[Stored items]
=== Section Start ===
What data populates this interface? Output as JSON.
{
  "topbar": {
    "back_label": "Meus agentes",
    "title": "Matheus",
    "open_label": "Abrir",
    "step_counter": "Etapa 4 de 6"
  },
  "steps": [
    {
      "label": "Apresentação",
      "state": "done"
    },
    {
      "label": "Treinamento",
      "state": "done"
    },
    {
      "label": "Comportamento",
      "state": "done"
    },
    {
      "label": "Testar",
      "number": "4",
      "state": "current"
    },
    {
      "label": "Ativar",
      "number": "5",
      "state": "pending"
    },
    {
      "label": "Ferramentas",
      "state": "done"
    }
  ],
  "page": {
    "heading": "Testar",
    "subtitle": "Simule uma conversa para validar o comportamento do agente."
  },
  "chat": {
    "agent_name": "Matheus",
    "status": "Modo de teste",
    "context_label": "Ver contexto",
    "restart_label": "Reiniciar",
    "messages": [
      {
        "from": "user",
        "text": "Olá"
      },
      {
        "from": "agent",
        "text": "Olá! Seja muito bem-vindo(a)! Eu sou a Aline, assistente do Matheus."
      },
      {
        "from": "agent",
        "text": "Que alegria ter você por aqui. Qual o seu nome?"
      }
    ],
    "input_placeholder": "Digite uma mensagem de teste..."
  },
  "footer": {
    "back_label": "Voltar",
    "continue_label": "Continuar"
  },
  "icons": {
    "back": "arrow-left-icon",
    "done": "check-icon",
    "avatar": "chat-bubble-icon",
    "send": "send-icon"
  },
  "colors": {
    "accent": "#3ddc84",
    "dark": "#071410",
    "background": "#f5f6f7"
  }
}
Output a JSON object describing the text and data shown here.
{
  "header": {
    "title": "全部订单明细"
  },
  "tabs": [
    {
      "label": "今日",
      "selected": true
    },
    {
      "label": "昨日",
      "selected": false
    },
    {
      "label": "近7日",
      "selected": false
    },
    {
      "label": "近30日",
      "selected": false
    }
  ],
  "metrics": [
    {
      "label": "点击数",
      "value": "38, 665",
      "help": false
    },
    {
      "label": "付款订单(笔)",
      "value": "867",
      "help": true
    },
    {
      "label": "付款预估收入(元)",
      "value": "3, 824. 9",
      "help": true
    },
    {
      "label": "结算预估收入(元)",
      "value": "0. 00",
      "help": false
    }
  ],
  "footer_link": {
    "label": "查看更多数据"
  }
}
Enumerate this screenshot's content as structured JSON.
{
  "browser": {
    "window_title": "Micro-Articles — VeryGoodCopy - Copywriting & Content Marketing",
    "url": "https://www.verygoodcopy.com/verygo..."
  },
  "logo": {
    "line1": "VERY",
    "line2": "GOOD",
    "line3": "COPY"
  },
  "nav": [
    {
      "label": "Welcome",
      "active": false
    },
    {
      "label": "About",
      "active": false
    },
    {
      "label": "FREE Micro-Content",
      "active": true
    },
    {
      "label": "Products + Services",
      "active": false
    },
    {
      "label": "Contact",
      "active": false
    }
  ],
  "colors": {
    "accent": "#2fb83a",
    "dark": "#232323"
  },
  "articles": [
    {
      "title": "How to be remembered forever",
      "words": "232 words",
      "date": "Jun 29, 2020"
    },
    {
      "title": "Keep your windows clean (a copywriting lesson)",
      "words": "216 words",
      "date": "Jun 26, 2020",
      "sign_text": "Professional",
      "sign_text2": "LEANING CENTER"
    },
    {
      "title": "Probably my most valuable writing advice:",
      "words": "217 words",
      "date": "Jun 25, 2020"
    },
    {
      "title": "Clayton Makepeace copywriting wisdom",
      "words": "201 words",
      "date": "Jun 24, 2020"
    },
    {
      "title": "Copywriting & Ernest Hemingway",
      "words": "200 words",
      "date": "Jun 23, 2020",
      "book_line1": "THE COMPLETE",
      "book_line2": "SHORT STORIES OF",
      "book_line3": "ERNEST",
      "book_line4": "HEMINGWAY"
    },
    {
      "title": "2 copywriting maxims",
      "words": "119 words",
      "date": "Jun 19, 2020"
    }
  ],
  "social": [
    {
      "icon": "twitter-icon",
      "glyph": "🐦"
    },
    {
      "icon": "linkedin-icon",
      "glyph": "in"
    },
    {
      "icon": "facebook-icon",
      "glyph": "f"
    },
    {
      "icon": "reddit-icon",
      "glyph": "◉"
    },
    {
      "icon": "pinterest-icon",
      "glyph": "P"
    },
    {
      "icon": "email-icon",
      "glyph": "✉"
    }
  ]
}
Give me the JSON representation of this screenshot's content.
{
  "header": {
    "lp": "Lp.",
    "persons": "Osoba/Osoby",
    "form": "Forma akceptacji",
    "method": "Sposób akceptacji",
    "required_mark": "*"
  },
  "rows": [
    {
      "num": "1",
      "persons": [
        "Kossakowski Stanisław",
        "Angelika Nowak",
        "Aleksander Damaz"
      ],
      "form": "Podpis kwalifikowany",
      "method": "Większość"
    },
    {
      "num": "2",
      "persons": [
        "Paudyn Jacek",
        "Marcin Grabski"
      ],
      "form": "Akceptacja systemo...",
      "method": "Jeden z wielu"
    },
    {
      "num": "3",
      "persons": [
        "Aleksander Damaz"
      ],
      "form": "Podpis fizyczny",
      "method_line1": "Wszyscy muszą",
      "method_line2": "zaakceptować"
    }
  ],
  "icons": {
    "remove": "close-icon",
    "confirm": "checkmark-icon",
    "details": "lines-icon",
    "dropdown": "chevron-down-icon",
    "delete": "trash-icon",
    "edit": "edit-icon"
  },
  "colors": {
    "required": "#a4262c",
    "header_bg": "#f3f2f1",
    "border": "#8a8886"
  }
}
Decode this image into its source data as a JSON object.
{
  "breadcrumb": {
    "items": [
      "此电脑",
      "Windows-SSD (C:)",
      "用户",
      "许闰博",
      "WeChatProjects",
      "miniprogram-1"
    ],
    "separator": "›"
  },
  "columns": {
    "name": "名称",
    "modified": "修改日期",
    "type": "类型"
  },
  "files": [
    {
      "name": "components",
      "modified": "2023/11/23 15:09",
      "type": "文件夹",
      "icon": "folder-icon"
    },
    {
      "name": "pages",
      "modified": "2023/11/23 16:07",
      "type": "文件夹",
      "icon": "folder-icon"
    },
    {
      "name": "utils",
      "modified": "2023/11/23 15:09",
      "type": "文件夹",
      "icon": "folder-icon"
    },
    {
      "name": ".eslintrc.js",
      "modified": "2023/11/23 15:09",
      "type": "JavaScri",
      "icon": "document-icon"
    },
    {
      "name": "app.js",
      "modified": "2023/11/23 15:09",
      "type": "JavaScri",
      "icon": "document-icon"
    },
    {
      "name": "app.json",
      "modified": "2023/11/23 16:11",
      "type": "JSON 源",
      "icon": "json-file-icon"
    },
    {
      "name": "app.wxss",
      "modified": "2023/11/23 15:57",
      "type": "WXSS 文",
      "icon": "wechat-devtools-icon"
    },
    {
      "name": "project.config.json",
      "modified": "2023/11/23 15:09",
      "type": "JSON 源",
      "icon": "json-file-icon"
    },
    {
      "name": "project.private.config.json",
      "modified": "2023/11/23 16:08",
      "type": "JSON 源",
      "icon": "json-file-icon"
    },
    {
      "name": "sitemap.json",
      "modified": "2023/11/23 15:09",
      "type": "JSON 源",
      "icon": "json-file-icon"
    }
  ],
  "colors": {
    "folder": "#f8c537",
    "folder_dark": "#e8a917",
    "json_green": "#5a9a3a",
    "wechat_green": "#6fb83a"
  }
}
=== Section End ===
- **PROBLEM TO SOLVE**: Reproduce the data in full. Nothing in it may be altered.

- **TASK ANSWER**:
What data populates this interface? Output as JSON.
{
  "topbar": {
    "back_label": "Meus agentes",
    "title": "Matheus",
    "open_label": "Abrir",
    "step_counter": "Etapa 4 de 6"
  },
  "steps": [
    {
      "label": "Apresentação",
      "state": "done"
    },
    {
      "label": "Treinamento",
      "state": "done"
    },
    {
      "label": "Comportamento",
      "state": "done"
    },
    {
      "label": "Testar",
      "number": "4",
      "state": "current"
    },
    {
      "label": "Ativar",
      "number": "5",
      "state": "pending"
    },
    {
      "label": "Ferramentas",
      "state": "done"
    }
  ],
  "page": {
    "heading": "Testar",
    "subtitle": "Simule uma conversa para validar o comportamento do agente."
  },
  "chat": {
    "agent_name": "Matheus",
    "status": "Modo de teste",
    "context_label": "Ver contexto",
    "restart_label": "Reiniciar",
    "messages": [
      {
        "from": "user",
        "text": "Olá"
      },
      {
        "from": "agent",
        "text": "Olá! Seja muito bem-vindo(a)! Eu sou a Aline, assistente do Matheus."
      },
      {
        "from": "agent",
        "text": "Que alegria ter você por aqui. Qual o seu nome?"
      }
    ],
    "input_placeholder": "Digite uma mensagem de teste..."
  },
  "footer": {
    "back_label": "Voltar",
    "continue_label": "Continuar"
  },
  "icons": {
    "back": "arrow-left-icon",
    "done": "check-icon",
    "avatar": "chat-bubble-icon",
    "send": "send-icon"
  },
  "colors": {
    "accent": "#3ddc84",
    "dark": "#071410",
    "background": "#f5f6f7"
  }
}
Output a JSON object describing the text and data shown here.
{
  "header": {
    "title": "全部订单明细"
  },
  "tabs": [
    {
      "label": "今日",
      "selected": true
    },
    {
      "label": "昨日",
      "selected": false
    },
    {
      "label": "近7日",
      "selected": false
    },
    {
      "label": "近30日",
      "selected": false
    }
  ],
  "metrics": [
    {
      "label": "点击数",
      "value": "38, 665",
      "help": false
    },
    {
      "label": "付款订单(笔)",
      "value": "867",
      "help": true
    },
    {
      "label": "付款预估收入(元)",
      "value": "3, 824. 9",
      "help": true
    },
    {
      "label": "结算预估收入(元)",
      "value": "0. 00",
      "help": false
    }
  ],
  "footer_link": {
    "label": "查看更多数据"
  }
}
Enumerate this screenshot's content as structured JSON.
{
  "browser": {
    "window_title": "Micro-Articles — VeryGoodCopy - Copywriting & Content Marketing",
    "url": "https://www.verygoodcopy.com/verygo..."
  },
  "logo": {
    "line1": "VERY",
    "line2": "GOOD",
    "line3": "COPY"
  },
  "nav": [
    {
      "label": "Welcome",
      "active": false
    },
    {
      "label": "About",
      "active": false
    },
    {
      "label": "FREE Micro-Content",
      "active": true
    },
    {
      "label": "Products + Services",
      "active": false
    },
    {
      "label": "Contact",
      "active": false
    }
  ],
  "colors": {
    "accent": "#2fb83a",
    "dark": "#232323"
  },
  "articles": [
    {
      "title": "How to be remembered forever",
      "words": "232 words",
      "date": "Jun 29, 2020"
    },
    {
      "title": "Keep your windows clean (a copywriting lesson)",
      "words": "216 words",
      "date": "Jun 26, 2020",
      "sign_text": "Professional",
      "sign_text2": "LEANING CENTER"
    },
    {
      "title": "Probably my most valuable writing advice:",
      "words": "217 words",
      "date": "Jun 25, 2020"
    },
    {
      "title": "Clayton Makepeace copywriting wisdom",
      "words": "201 words",
      "date": "Jun 24, 2020"
    },
    {
      "title": "Copywriting & Ernest Hemingway",
      "words": "200 words",
      "date": "Jun 23, 2020",
      "book_line1": "THE COMPLETE",
      "book_line2": "SHORT STORIES OF",
      "book_line3": "ERNEST",
      "book_line4": "HEMINGWAY"
    },
    {
      "title": "2 copywriting maxims",
      "words": "119 words",
      "date": "Jun 19, 2020"
    }
  ],
  "social": [
    {
      "icon": "twitter-icon",
      "glyph": "🐦"
    },
    {
      "icon": "linkedin-icon",
      "glyph": "in"
    },
    {
      "icon": "facebook-icon",
      "glyph": "f"
    },
    {
      "icon": "reddit-icon",
      "glyph": "◉"
    },
    {
      "icon": "pinterest-icon",
      "glyph": "P"
    },
    {
      "icon": "email-icon",
      "glyph": "✉"
    }
  ]
}
Give me the JSON representation of this screenshot's content.
{
  "header": {
    "lp": "Lp.",
    "persons": "Osoba/Osoby",
    "form": "Forma akceptacji",
    "method": "Sposób akceptacji",
    "required_mark": "*"
  },
  "rows": [
    {
      "num": "1",
      "persons": [
        "Kossakowski Stanisław",
        "Angelika Nowak",
        "Aleksander Damaz"
      ],
      "form": "Podpis kwalifikowany",
      "method": "Większość"
    },
    {
      "num": "2",
      "persons": [
        "Paudyn Jacek",
        "Marcin Grabski"
      ],
      "form": "Akceptacja systemo...",
      "method": "Jeden z wielu"
    },
    {
      "num": "3",
      "persons": [
        "Aleksander Damaz"
      ],
      "form": "Podpis fizyczny",
      "method_line1": "Wszyscy muszą",
      "method_line2": "zaakceptować"
    }
  ],
  "icons": {
    "remove": "close-icon",
    "confirm": "checkmark-icon",
    "details": "lines-icon",
    "dropdown": "chevron-down-icon",
    "delete": "trash-icon",
    "edit": "edit-icon"
  },
  "colors": {
    "required": "#a4262c",
    "header_bg": "#f3f2f1",
    "border": "#8a8886"
  }
}
Decode this image into its source data as a JSON object.
{
  "breadcrumb": {
    "items": [
      "此电脑",
      "Windows-SSD (C:)",
      "用户",
      "许闰博",
      "WeChatProjects",
      "miniprogram-1"
    ],
    "separator": "›"
  },
  "columns": {
    "name": "名称",
    "modified": "修改日期",
    "type": "类型"
  },
  "files": [
    {
      "name": "components",
      "modified": "2023/11/23 15:09",
      "type": "文件夹",
      "icon": "folder-icon"
    },
    {
      "name": "pages",
      "modified": "2023/11/23 16:07",
      "type": "文件夹",
      "icon": "folder-icon"
    },
    {
      "name": "utils",
      "modified": "2023/11/23 15:09",
      "type": "文件夹",
      "icon": "folder-icon"
    },
    {
      "name": ".eslintrc.js",
      "modified": "2023/11/23 15:09",
      "type": "JavaScri",
      "icon": "document-icon"
    },
    {
      "name": "app.js",
      "modified": "2023/11/23 15:09",
      "type": "JavaScri",
      "icon": "document-icon"
    },
    {
      "name": "app.json",
      "modified": "2023/11/23 16:11",
      "type": "JSON 源",
      "icon": "json-file-icon"
    },
    {
      "name": "app.wxss",
      "modified": "2023/11/23 15:57",
      "type": "WXSS 文",
      "icon": "wechat-devtools-icon"
    },
    {
      "name": "project.config.json",
      "modified": "2023/11/23 15:09",
      "type": "JSON 源",
      "icon": "json-file-icon"
    },
    {
      "name": "project.private.config.json",
      "modified": "2023/11/23 16:08",
      "type": "JSON 源",
      "icon": "json-file-icon"
    },
    {
      "name": "sitemap.json",
      "modified": "2023/11/23 15:09",
      "type": "JSON 源",
      "icon": "json-file-icon"
    }
  ],
  "colors": {
    "folder": "#f8c537",
    "folder_dark": "#e8a917",
    "json_green": "#5a9a3a",
    "wechat_green": "#6fb83a"
  }
}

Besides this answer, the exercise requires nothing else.